|2 Nov 1995||AS||Assignment|
Owner name: BECKWELL INTERNATIONAL, INC., KANSAS
Free format text: ASSIGNMENT OF ASSIGNORS INTEREST;ASSIGNOR:HASWELL, JAMES S.;REEL/FRAME:007735/0010
Effective date: 19951020
|2 Nov 1995||AS02||Assignment of assignor's interest|
|4 Jun 1999||FPAY||Fee payment|
Year of fee payment: 4
|27 Jun 2003||FPAY||Fee payment|
Year of fee payment: 8
|6 Ago 2007||REMI||Maintenance fee reminder mailed|

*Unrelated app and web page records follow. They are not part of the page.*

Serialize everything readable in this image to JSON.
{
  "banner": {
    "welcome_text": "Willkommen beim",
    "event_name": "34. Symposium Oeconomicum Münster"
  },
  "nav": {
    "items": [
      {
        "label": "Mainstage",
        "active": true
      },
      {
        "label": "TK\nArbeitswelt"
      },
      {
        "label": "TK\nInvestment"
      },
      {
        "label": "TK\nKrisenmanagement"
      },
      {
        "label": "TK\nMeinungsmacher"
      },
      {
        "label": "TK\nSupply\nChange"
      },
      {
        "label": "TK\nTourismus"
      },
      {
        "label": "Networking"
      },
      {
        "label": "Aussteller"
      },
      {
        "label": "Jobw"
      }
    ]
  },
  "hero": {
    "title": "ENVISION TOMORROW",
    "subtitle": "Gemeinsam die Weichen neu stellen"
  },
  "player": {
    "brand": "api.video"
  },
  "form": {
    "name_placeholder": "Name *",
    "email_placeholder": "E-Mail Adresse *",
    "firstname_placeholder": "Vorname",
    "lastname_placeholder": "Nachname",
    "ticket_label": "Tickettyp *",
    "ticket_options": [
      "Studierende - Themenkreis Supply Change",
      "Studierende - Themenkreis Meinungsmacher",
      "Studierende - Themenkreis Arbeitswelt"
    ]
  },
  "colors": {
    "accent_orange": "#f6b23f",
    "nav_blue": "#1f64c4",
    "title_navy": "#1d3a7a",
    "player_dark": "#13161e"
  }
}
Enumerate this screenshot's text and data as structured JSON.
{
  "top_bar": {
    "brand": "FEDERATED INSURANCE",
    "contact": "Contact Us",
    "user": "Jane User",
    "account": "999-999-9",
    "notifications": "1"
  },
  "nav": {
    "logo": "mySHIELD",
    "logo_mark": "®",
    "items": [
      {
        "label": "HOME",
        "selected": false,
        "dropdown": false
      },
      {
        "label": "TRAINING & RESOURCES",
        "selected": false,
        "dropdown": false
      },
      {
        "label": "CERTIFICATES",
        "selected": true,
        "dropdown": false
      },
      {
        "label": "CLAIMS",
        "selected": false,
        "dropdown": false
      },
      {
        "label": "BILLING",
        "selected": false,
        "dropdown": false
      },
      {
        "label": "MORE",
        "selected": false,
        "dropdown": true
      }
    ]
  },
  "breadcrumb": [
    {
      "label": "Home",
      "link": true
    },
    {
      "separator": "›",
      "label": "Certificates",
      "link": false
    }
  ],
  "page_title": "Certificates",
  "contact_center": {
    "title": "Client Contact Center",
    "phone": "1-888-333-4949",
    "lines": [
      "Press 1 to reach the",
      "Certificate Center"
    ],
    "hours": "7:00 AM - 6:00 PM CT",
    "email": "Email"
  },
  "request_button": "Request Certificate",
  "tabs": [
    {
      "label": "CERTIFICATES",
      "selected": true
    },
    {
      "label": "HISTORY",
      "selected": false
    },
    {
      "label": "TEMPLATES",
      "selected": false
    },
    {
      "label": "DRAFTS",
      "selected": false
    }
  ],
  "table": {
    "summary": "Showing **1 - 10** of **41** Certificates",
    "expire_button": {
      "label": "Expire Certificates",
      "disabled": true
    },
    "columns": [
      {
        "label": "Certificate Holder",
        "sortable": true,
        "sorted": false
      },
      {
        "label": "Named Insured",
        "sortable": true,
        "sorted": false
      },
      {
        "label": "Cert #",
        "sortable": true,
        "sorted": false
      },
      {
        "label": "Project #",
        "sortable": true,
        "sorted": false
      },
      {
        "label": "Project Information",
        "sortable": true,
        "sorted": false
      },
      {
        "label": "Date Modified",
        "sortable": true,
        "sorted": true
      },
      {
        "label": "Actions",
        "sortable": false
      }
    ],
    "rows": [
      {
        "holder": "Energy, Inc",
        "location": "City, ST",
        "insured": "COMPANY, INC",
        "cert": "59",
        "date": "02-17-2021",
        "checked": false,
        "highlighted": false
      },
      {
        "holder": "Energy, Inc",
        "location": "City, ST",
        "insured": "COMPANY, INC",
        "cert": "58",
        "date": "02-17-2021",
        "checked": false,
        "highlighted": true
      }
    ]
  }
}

|30 Ene 2008||LAPS||Lapse for failure to pay maintenance fees|
|18 Mar 2008||FP||Expired due to failure to pay maintenance fee|
Effective date: 20080130